Senior Richard Kennedy: A Positive Return on Investments
Senior Richard Kennedy grew up in San Jose, bullied most of his young life and lacking self-esteem. He felt like he had never amounted to much, and wanted to make a change.
So, to start with, this 270-pound high school senior, with tendonitis in both knees, trained diligently for six weeks and completed a 26.2- mile marathon. He never lacked for discipline.
Take that, bullies!
The son of a founder of an insurance and HR consulting firm, Kennedy is using his entrepreneurial heritage, grit and due diligence in Professor Todd Finkle’s Startup Accelerator class to plan the launch of a 36-unit, working-class apartment in Spokane. He has purchased the land and raised more than $1.5 million in investment capital so far, with a list of investors waiting to join the next project. He also has the support from many of the School of Business Administration’s entrepreneurial advisory board. He hopes to break ground this summer.
After exhaustive research of the construction industry, he is confident he has found his niche:
• Prefabrication: Every unit will be prefabricated and shipped to Spokane. This offers an opportunity to create efficiencies, cut down costs related to mistakes and weather, and create an overall production cost-savings of about 15%. Kennedy sees this streamlined process similar to the automotive industry.
• The right target market: Addressing a distinct need in Spokane for working-class housing.
The target rent is affordable for a household earning slightly above the government subsidized limit, but under the target rent for most new construction apartments.
And he’s done the homework.
“I have analyzed everything extensively, so I know I have a reasonable buffer margin for the properties to profitable,” he says.
He has talked with numerous developers, property managers, landlords, city agencies and nine modular home manufacturers.

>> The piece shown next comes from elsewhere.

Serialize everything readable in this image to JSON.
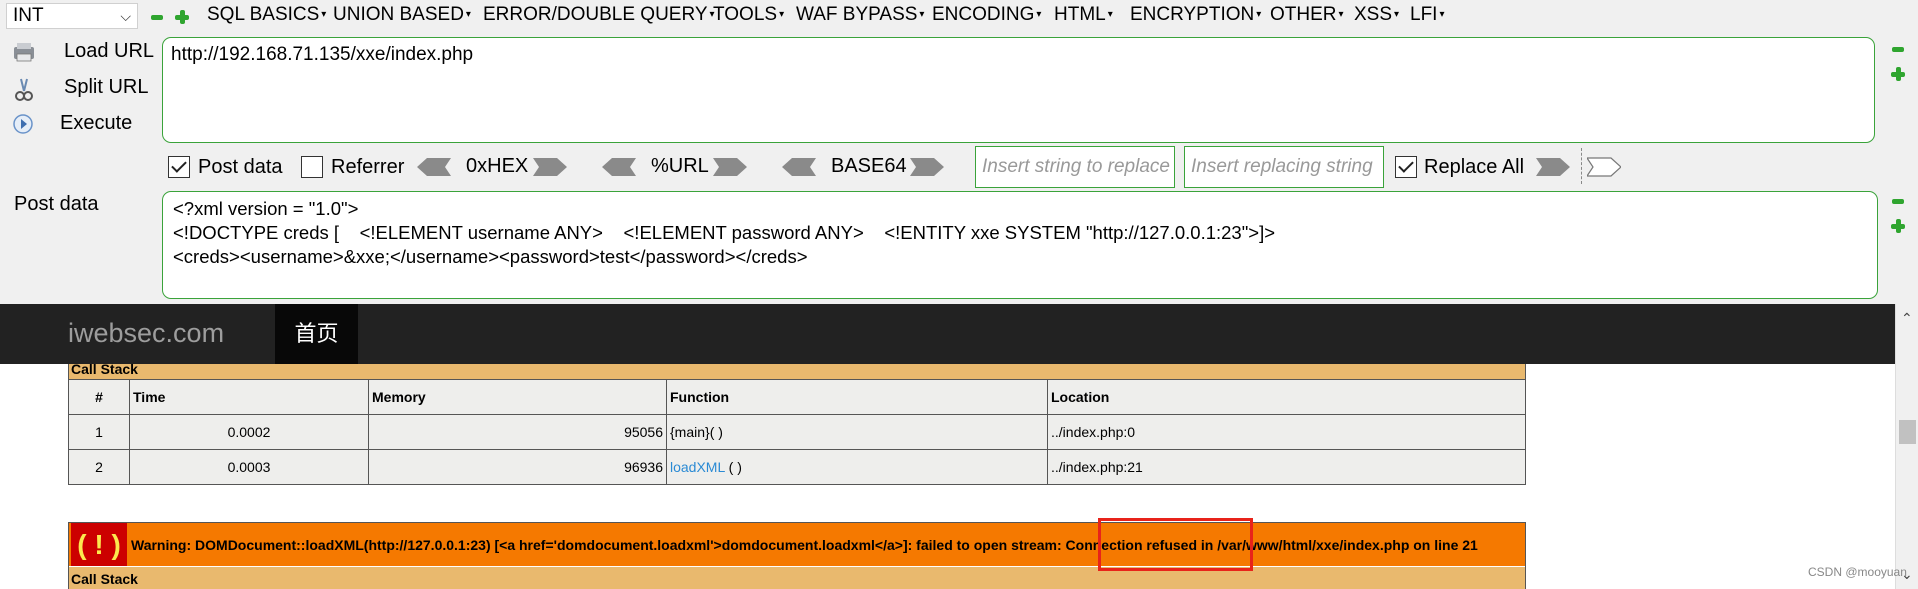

His vision is to build 200 units in the first five years. Already he is drawing up plans for his second Spokane apartment complex in the 50-60-unit range. His goal is to provide affordable housing for thousands of households, consistent returns of 12%+ for investors, create high-paying jobs and reward people for exceptional work, and give back to the community. His confidence comes from a network of experts, from his family – his grandfathers were entrepreneurs in real estate and investment – his father an angel investor, to many business people on the advisory board, including lawyers, accountants and construction managers.
“The network connected me with other people I needed. Their goal is to help people start on their journey,” says Kennedy.

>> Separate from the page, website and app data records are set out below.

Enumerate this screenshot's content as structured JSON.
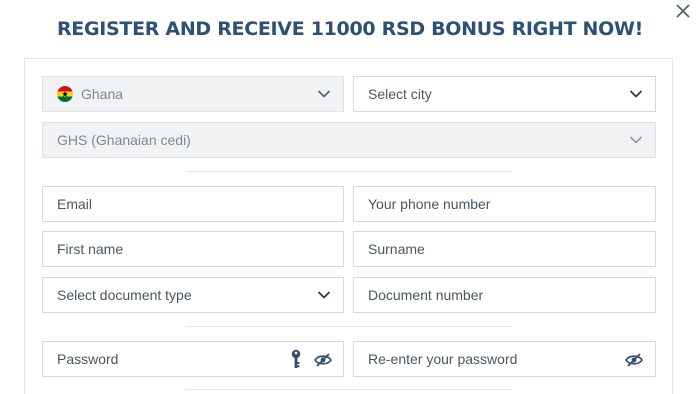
{
  "dialog": {
    "title": "REGISTER AND RECEIVE 11000 RSD BONUS RIGHT NOW!"
  },
  "location": {
    "country": "Ghana",
    "city_placeholder": "Select city",
    "currency": "GHS (Ghanaian cedi)"
  },
  "contact": {
    "email_placeholder": "Email",
    "phone_placeholder": "Your phone number"
  },
  "personal": {
    "first_name_placeholder": "First name",
    "surname_placeholder": "Surname",
    "document_type_placeholder": "Select document type",
    "document_number_placeholder": "Document number"
  },
  "security": {
    "password_placeholder": "Password",
    "reenter_password_placeholder": "Re-enter your password"
  },
  "colors": {
    "title": "#2e5074",
    "border": "#d4d9de",
    "disabled_bg": "#f1f2f3",
    "icon": "#2e5074"
  },
  "icons": [
    "close-icon",
    "ghana-flag-icon",
    "chevron-down-icon",
    "key-icon",
    "eye-slash-icon"
  ]
}
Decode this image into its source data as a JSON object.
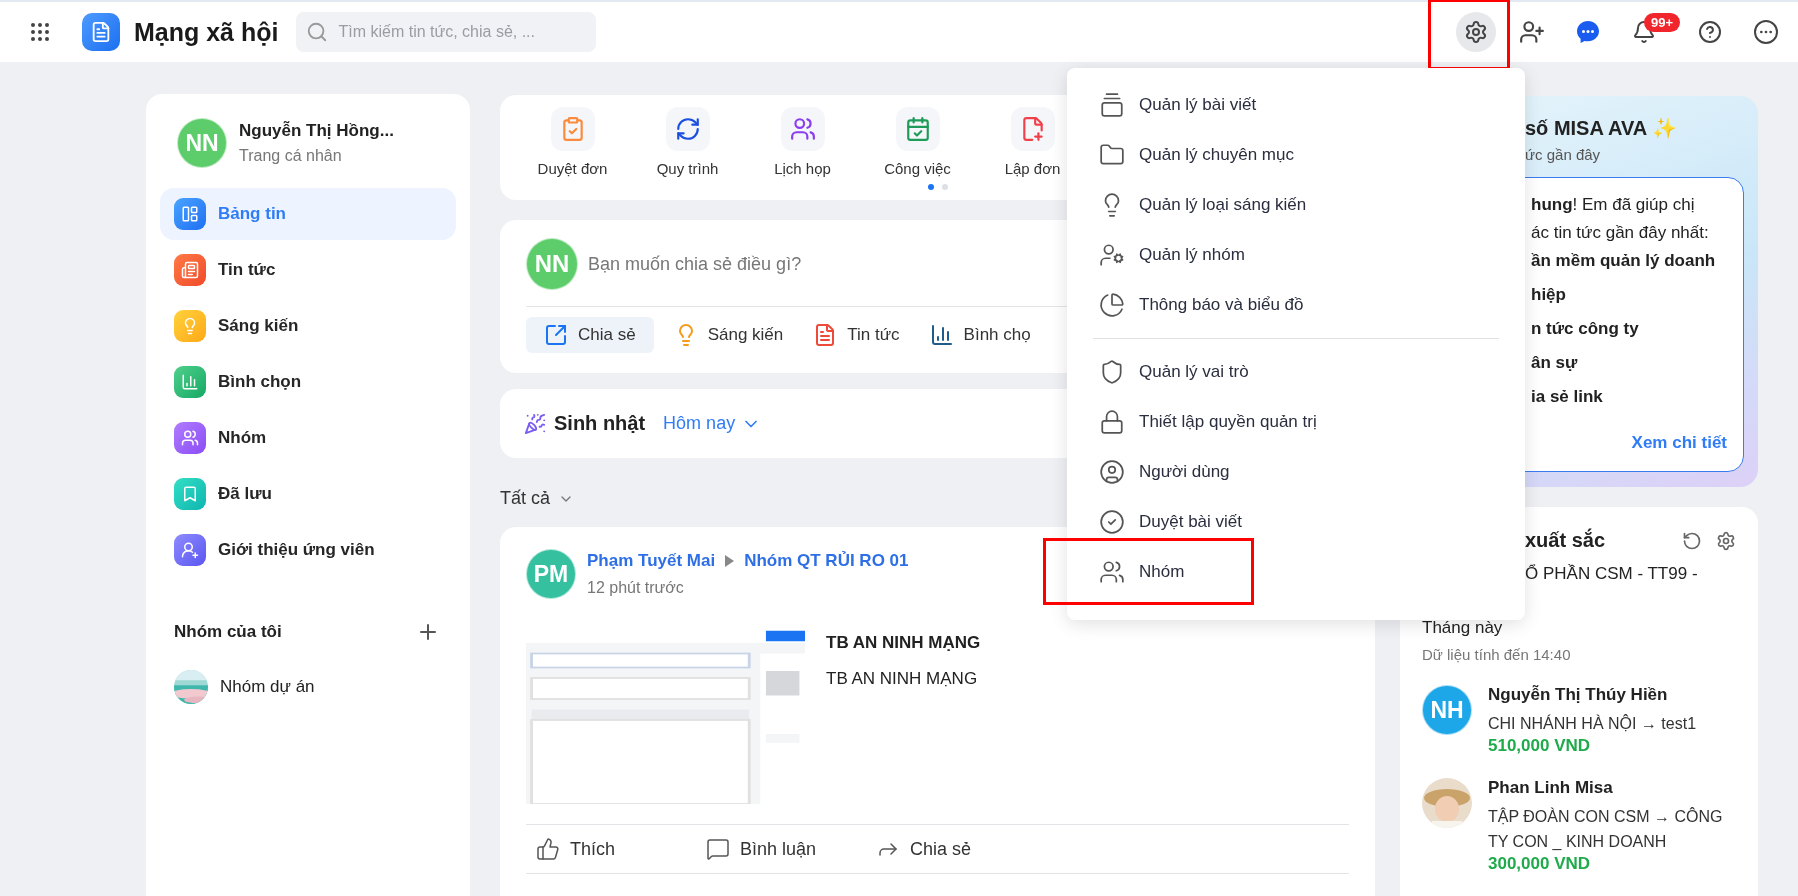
{
  "top_bar": {
    "title": "Mạng xã hội",
    "search": {
      "placeholder": "Tìm kiếm tin tức, chia sẻ, ..."
    },
    "actions": [
      {
        "kind": "settings",
        "selected": true,
        "annotated": true
      },
      {
        "kind": "add-user",
        "selected": false,
        "annotated": false
      },
      {
        "kind": "chat",
        "selected": false,
        "annotated": false
      },
      {
        "kind": "notifications",
        "selected": false,
        "annotated": false,
        "badge": "99+"
      },
      {
        "kind": "help",
        "selected": false,
        "annotated": false
      },
      {
        "kind": "more",
        "selected": false,
        "annotated": false
      }
    ]
  },
  "sidebar": {
    "profile": {
      "initials": "NN",
      "name": "Nguyễn Thị Hồng...",
      "subtitle": "Trang cá nhân"
    },
    "items": [
      {
        "label": "Bảng tin",
        "selected": true
      },
      {
        "label": "Tin tức",
        "selected": false
      },
      {
        "label": "Sáng kiến",
        "selected": false
      },
      {
        "label": "Bình chọn",
        "selected": false
      },
      {
        "label": "Nhóm",
        "selected": false
      },
      {
        "label": "Đã lưu",
        "selected": false
      },
      {
        "label": "Giới thiệu ứng viên",
        "selected": false
      }
    ],
    "groups_title": "Nhóm của tôi",
    "groups": [
      {
        "name": "Nhóm dự án",
        "kind": "picture"
      }
    ]
  },
  "shortcuts": {
    "items": [
      "Duyệt đơn",
      "Quy trình",
      "Lịch họp",
      "Công việc",
      "Lập đơn"
    ],
    "pages": [
      {
        "selected": true
      },
      {
        "selected": false
      }
    ]
  },
  "composer": {
    "initials": "NN",
    "placeholder": "Bạn muốn chia sẻ điều gì?",
    "actions": [
      {
        "label": "Chia sẻ",
        "selected": true
      },
      {
        "label": "Sáng kiến",
        "selected": false
      },
      {
        "label": "Tin tức",
        "selected": false
      },
      {
        "label": "Bình chọ",
        "selected": false
      }
    ]
  },
  "birthday": {
    "title": "Sinh nhật",
    "filter": "Hôm nay"
  },
  "feed_filter": "Tất cả",
  "post": {
    "initials": "PM",
    "author": "Phạm Tuyết Mai",
    "group": "Nhóm QT RỦI RO 01",
    "time": "12 phút trước",
    "image": {
      "kind": "picture"
    },
    "title": "TB AN NINH MẠNG",
    "body": "TB AN NINH MẠNG",
    "actions": [
      "Thích",
      "Bình luận",
      "Chia sẻ"
    ]
  },
  "ava_card": {
    "title": "số MISA AVA ✨",
    "subtitle": "ức gần đây",
    "lines": [
      {
        "text": "**hung**! Em đã giúp chị",
        "bold": false
      },
      {
        "text": "ác tin tức gần đây nhất:",
        "bold": false
      },
      {
        "text": "ần mềm quản lý doanh",
        "bold": true
      },
      {
        "text": "hiệp",
        "bold": true
      },
      {
        "text": "n tức công ty",
        "bold": true
      },
      {
        "text": "ân sự",
        "bold": true
      },
      {
        "text": "ia sẻ link",
        "bold": true
      }
    ],
    "link": "Xem chi tiết"
  },
  "ranking": {
    "title": "xuất sắc",
    "subtitle": "Ổ PHẦN CSM - TT99 -",
    "period": "Tháng này",
    "updated": "Dữ liệu tính đến 14:40",
    "entries": [
      {
        "initials": "NH",
        "name": "Nguyễn Thị Thúy Hiền",
        "unit": "CHI NHÁNH HÀ NỘI → test1",
        "amount": "510,000 VND"
      },
      {
        "kind": "picture",
        "name": "Phan Linh Misa",
        "unit": "TẬP ĐOÀN CON CSM → CÔNG TY CON _ KINH DOANH",
        "amount": "300,000 VND"
      }
    ]
  },
  "settings_menu": {
    "groups": [
      [
        {
          "label": "Quản lý bài viết",
          "annotated": false
        },
        {
          "label": "Quản lý chuyên mục",
          "annotated": false
        },
        {
          "label": "Quản lý loại sáng kiến",
          "annotated": false
        },
        {
          "label": "Quản lý nhóm",
          "annotated": false
        },
        {
          "label": "Thông báo và biểu đồ",
          "annotated": false
        }
      ],
      [
        {
          "label": "Quản lý vai trò",
          "annotated": false
        },
        {
          "label": "Thiết lập quyền quản trị",
          "annotated": false
        },
        {
          "label": "Người dùng",
          "annotated": false
        },
        {
          "label": "Duyệt bài viết",
          "annotated": false
        },
        {
          "label": "Nhóm",
          "annotated": true
        }
      ]
    ]
  }
}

He appreciates what he learned from Associate Professor Don Hackney in business law, and Assistant Professor Casey McNellis in accounting, and the contacts provided him by Professor Finkle and the entrepreneurship program.
“My operations class got me thinking more in-depth about automation and the ability to transfer construction to a factory, where there are obvious efficiencies over traditional one-off construction methods,” he says. “And the Startup Accelerator program is where a student with an idea can get the help they need.”

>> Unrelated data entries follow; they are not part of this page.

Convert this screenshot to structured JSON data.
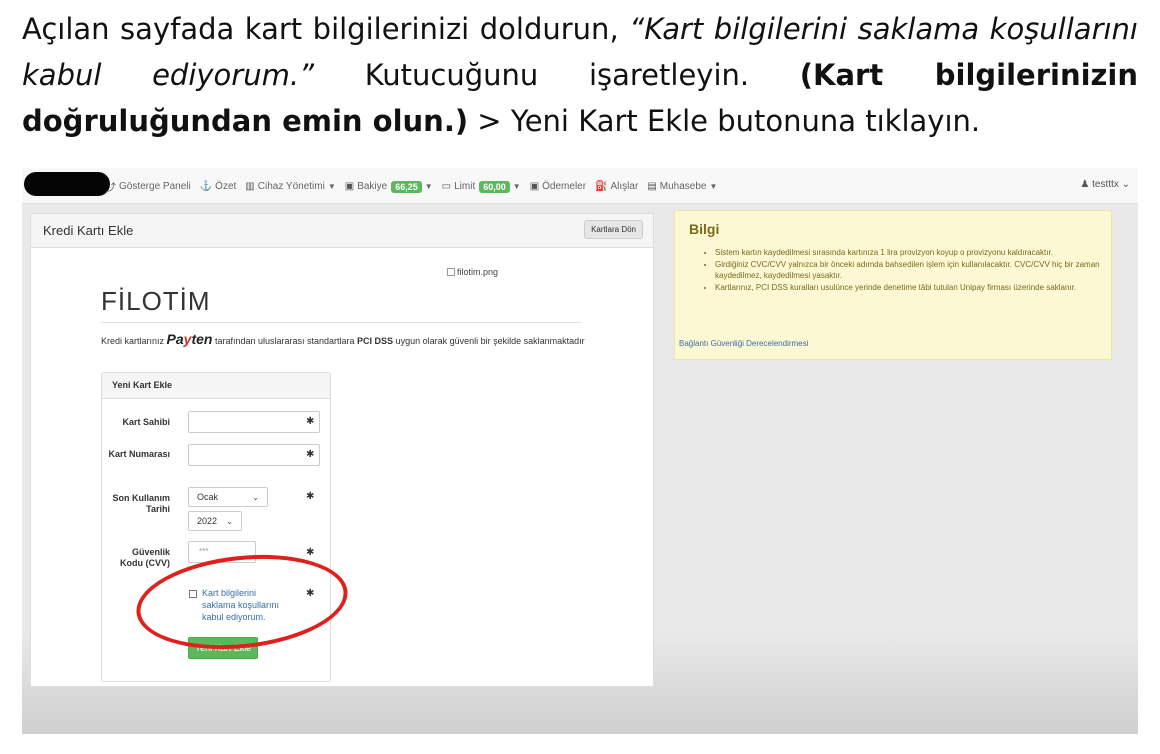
{
  "instruction": {
    "part1": "Açılan sayfada kart bilgilerinizi doldurun, ",
    "italic": "“Kart bilgilerini saklama koşullarını kabul ediyorum.”",
    "part2": " Kutucuğunu işaretleyin. ",
    "bold": "(Kart bilgilerinizin doğruluğundan emin olun.)",
    "part3": " > Yeni Kart Ekle butonuna tıklayın."
  },
  "nav": {
    "items": [
      {
        "icon": "chart-icon",
        "glyph": "⤴",
        "label": "Gösterge Paneli"
      },
      {
        "icon": "summary-icon",
        "glyph": "⚓",
        "label": "Özet"
      },
      {
        "icon": "device-icon",
        "glyph": "▥",
        "label": "Cihaz Yönetimi",
        "caret": true
      },
      {
        "icon": "balance-icon",
        "glyph": "▣",
        "label": "Bakiye",
        "badge": "66,25",
        "caret": true
      },
      {
        "icon": "limit-icon",
        "glyph": "▭",
        "label": "Limit",
        "badge": "60,00",
        "caret": true
      },
      {
        "icon": "payment-icon",
        "glyph": "▣",
        "label": "Ödemeler"
      },
      {
        "icon": "fuel-icon",
        "glyph": "⛽",
        "label": "Alışlar"
      },
      {
        "icon": "book-icon",
        "glyph": "▤",
        "label": "Muhasebe",
        "caret": true
      }
    ],
    "user": "testttx"
  },
  "panel": {
    "title": "Kredi Kartı Ekle",
    "back_button": "Kartlara Dön",
    "brand": "FİLOTİM",
    "logo_alt": "filotim.png",
    "pci_text_1": "Kredi kartlarınız ",
    "payten_pay": "Pa",
    "payten_y": "y",
    "payten_ten": "ten",
    "pci_text_2": " tarafından uluslararası standartlara ",
    "pci_bold": "PCI DSS",
    "pci_text_3": " uygun olarak güvenli bir şekilde saklanmaktadır"
  },
  "form": {
    "title": "Yeni Kart Ekle",
    "card_holder_label": "Kart Sahibi",
    "card_number_label": "Kart Numarası",
    "expiry_label": "Son Kullanım Tarihi",
    "expiry_month": "Ocak",
    "expiry_year": "2022",
    "cvv_label": "Güvenlik Kodu (CVV)",
    "cvv_placeholder": "***",
    "required_mark": "✱",
    "terms_label": "Kart bilgilerini saklama koşullarını kabul ediyorum.",
    "submit_button": "Yeni Kart Ekle"
  },
  "info": {
    "title": "Bilgi",
    "items": [
      "Sistem kartın kaydedilmesi sırasında kartınıza 1 lira provizyon koyup o provizyonu kaldıracaktır.",
      "Girdiğiniz CVC/CVV yalnızca bir önceki adımda bahsedilen işlem için kullanılacaktır. CVC/CVV hiç bir zaman kaydedilmez, kaydedilmesi yasaktır.",
      "Kartlarınız, PCI DSS kuralları usulünce yerinde denetime tâbi tutulan Unipay firması üzerinde saklanır."
    ],
    "link": "Bağlantı Güvenliği Derecelendirmesi"
  },
  "colors": {
    "success": "#5cb85c",
    "annotation_red": "#e0201c",
    "info_bg": "#fcf8d4"
  }
}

His biggest challenge now, he says, is not getting too far ahead of himself. “I have a tendency to be thinking five or 10 steps ahead, but I realize I can’t get there until I finish the next four steps,” he says. “For example, he has already spent more than 100 hours thinking about how he can own his own manufacturing process.
Finkle, Gonzaga’s Pigott Professor of Entrepreneurship, says “Richard has the characteristics of an entrepreneur. He’s a self-starter. He doesn’t need to be told what to do. He makes it happen. Even with COVID impacting us like it has, he still gets members of my board to sit down with him for coffee and he picks their brains. He’s unlike any student I’ve had in my 30 years of teaching.”
Bullies, look at him now.
- School of Business Administration
- Business Administration